      • Avatar Jaybird in reply to Damon says:

        What’s the justification for telling people that they can’t live and/or work here, again?

        I might be able to understand the whole “you can’t come here and immediately get on welfare” argument, I suppose… but I don’t understand telling someone that they can’t come here and be upstanding members of the society.

        I mean, forcing these people to hang out with and perhaps even become criminals will work about as well as Prohibition did.Report

      • Avatar Murali in reply to Damon says:

        @stillwater

        Report

      • Avatar Citizen in reply to Damon says:

        @ Jaybird
        “What’s the justification for telling people that they can’t live and/or work here, again?”

        “That no person who disbelieves in or who is opposed to all organized government,”

        Something a few well-off white men created.Report

      • Avatar Rufus F. in reply to Damon says:

        Shoot, I just got a genuine snakeskin jacket when I wanted a symbol of my individuality and my belief in personal freedom.Report

      • Avatar Glyph in reply to Damon says:

        PLEASE tell me your snakeskin jacket has a Gadsden on the back.
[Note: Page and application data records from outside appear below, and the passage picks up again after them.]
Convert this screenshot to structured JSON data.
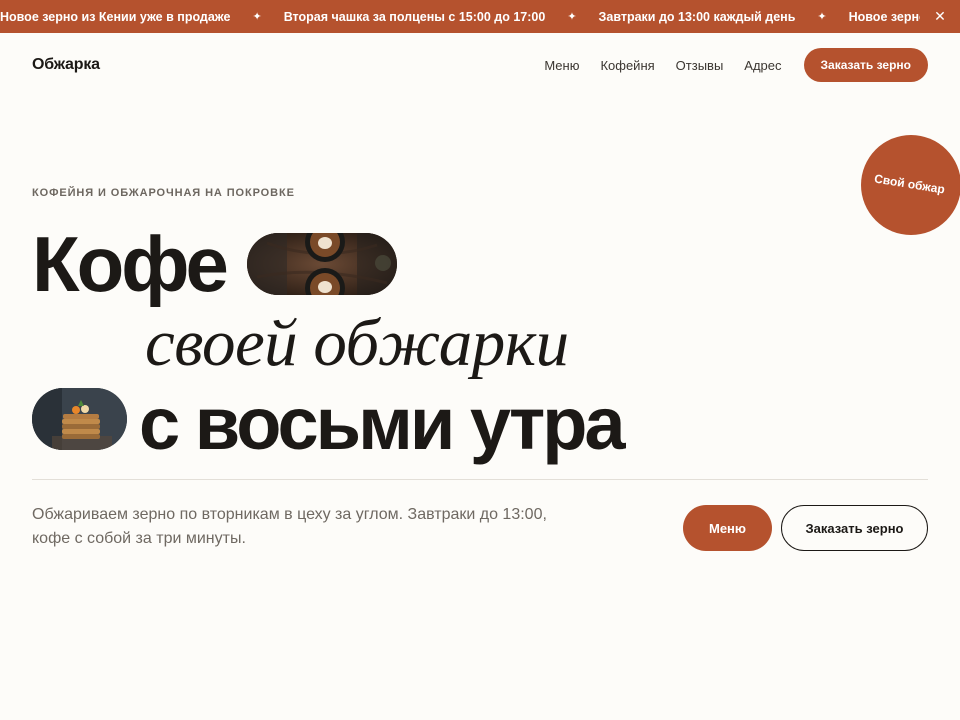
{
  "ticker": {
    "items": [
      "Новое зерно из Кении уже в продаже",
      "Вторая чашка за полцены с 15:00 до 17:00",
      "Завтраки до 13:00 каждый день",
      "Новое зерно из Кении уже в продаже"
    ],
    "separator": "✦",
    "close_label": "✕"
  },
  "header": {
    "logo": "Обжарка",
    "nav": [
      "Меню",
      "Кофейня",
      "Отзывы",
      "Адрес"
    ],
    "cta": "Заказать зерно"
  },
  "badge": {
    "label": "Свой обжар"
  },
  "hero": {
    "eyebrow": "КОФЕЙНЯ И ОБЖАРОЧНАЯ НА ПОКРОВКЕ",
    "line1": "Кофе",
    "line2": "своей обжарки",
    "line3": "с восьми утра",
    "intro": "Обжариваем зерно по вторникам в цеху за углом. Завтраки до 13:00, кофе с собой за три минуты.",
    "menu_button": "Меню",
    "order_button": "Заказать зерно"
  },
  "colors": {
    "accent": "#b5522e",
    "background": "#fdfcf9",
    "text": "#1c1916",
    "muted": "#6f6962"
  }
}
That’d be super-ironic.Report

      • Avatar Damon in reply to Damon says:

        @murali
        As I told James, it’s one of the few issues I differ from Libertarians on. Yep, I’m a man of contradictions.

        As to what Jaybird asks”mm “What’s the justification for telling people that they can’t live and/or work here, again?” That would be: “because we said so”. Foreigners don’t get to decide who we, as americans, decide who can come into our country.Report

    • Avatar Mark Thompson in reply to LeeEsq says:

      @leeesq Since this is, as I recall, your area of expertise, what kind of effect would these events have on the ability of Mexican immigrants to seek political asylum in the US?Report

      • Avatar LeeEsq in reply to Mark Thompson says:

        To get political asylum, you need to establish past persecution or a well-founded fear of future persecution on account of political opinion, race, nationality, religion, or member in a particular social group.

        A persecutor need not be a government official. Private people or groups that a government can not or will not control can be persecutors.

        Many young people from Central America and their lawyers try to argue for asylum on the basis of particular social group.

        The success of the application depends a lot on the officials hearing the case. Official policy doesn’t look that kindly on giving asylum because of rampant crime but some immigration judges are more sympathetic than others.Report

      • @leeesq Thanks. What role would government complicity in the rampant crime play?Report

      • Avatar LeeEsq in reply to Mark Thompson says:

        Government complicity would fall under the government unwilling to control the persecutors.Report

  3. Avatar Murali says:

    @damon

    Down here

    If you are so worried about foreign statists voting (though it is entirely unclear whether they are any more statist than your home-grown ones) then you should be okay if they came in as guest workers and permanent residents. i.e. they could work here, pay taxes here, but not have the right to vote. It seems like a decent compromise. You don’t impede freedom of contract and movement and the people who come in don’t get to vote away other people’s freedoms. Would you go for that?Report

    • Avatar Damon in reply to Murali says:

      @murali

      I’d like to correct your assumption that I’m worried about “foreign statists”. I’m not. The entire issue for me is the illegality of the entry and that there are no effective limits. Frankly, if we, as a society, decided to only allow in rich chinese women, aged 50-55, who promised to donate 1m dollars to the national zoo, I’d be fine with that, because that’s what WE decided. We have the right to set the terms of foreigners entering our country, how many, and for how long they can stay.

      I would agree to your compromise on one condition. That being that we also can specify the maximum number that can be enter in a year and/or a maximum in country at one time.Report